The death sentence issued against 529 Muslim Brotherhood members in Minya for involvement in violent acts after the ouster of President Mohamed Morsy last year triggered different reactions among politicians.
“The sentence against those rebels means the revolution has embarked on another stage and on new methods that would lead to unexpected results,” said Freedom and Justice Party spokesperson Hamza Zawbaa on Twitter.
“The verdict is clear evidence that the judicial system has collapsed and that certain judges sold their consciences for petty promises from the coup,” said Tarek al-Zomor, political bureau chairman of the Jamaa Islamiya’s Construction and Development Party. “The Egyptian people have now none but to complete the revolution.”

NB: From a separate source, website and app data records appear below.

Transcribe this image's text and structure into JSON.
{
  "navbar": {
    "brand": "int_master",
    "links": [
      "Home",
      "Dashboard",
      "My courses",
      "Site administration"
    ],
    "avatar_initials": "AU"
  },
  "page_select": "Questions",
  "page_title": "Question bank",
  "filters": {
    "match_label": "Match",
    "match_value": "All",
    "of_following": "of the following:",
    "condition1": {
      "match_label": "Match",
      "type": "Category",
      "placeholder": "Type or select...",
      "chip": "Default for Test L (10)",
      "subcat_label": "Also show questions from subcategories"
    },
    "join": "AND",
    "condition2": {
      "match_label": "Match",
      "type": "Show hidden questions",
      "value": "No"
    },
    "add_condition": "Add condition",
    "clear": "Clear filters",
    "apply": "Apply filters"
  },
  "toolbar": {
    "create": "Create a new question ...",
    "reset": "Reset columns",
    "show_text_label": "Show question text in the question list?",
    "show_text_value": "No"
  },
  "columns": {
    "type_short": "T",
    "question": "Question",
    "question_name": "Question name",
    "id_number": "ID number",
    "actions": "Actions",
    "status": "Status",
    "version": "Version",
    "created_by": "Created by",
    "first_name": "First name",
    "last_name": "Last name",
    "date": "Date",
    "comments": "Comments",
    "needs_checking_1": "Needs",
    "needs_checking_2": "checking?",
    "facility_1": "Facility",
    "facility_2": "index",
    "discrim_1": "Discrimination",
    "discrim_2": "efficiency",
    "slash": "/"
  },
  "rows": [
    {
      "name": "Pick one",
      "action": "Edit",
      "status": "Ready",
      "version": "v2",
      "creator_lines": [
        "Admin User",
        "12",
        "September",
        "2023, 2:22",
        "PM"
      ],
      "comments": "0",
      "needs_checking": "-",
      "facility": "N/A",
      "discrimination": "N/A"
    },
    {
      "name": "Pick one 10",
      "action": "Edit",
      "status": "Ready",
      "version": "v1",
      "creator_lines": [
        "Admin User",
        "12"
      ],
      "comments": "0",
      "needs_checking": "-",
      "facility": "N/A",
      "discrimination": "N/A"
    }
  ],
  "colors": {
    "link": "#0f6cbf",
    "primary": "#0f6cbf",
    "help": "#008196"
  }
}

“Sentencing 529 Egyptians to death for allegedly killing a policeman who did not die is actually a death sentence against justice itself,” said Mohamed Mahsoub, Morsy’s minister of legal affairs.
Mahmoud Badr, founder of the Tamarod movement that toppled the Brotherhood, wondered if those would be the same reactions had the sentence been against Mubarak and 528 of his aides.
Tarek Fouda, chairman of the Lawyers Syndicate in Minya, said the syndicate is holding a press conference on Tuesday to announce its objection to the sentence. “We are not defending anyone,” he said. “We are just upholding the rule of law.”
He said there were many irregularities during the trial, including a breach of the rights of the defense, failing to take the attendance of all the lawyers and the defendants, and rejecting the inspection of the case seizures.
Edited translation from Al-Masry Al-Youm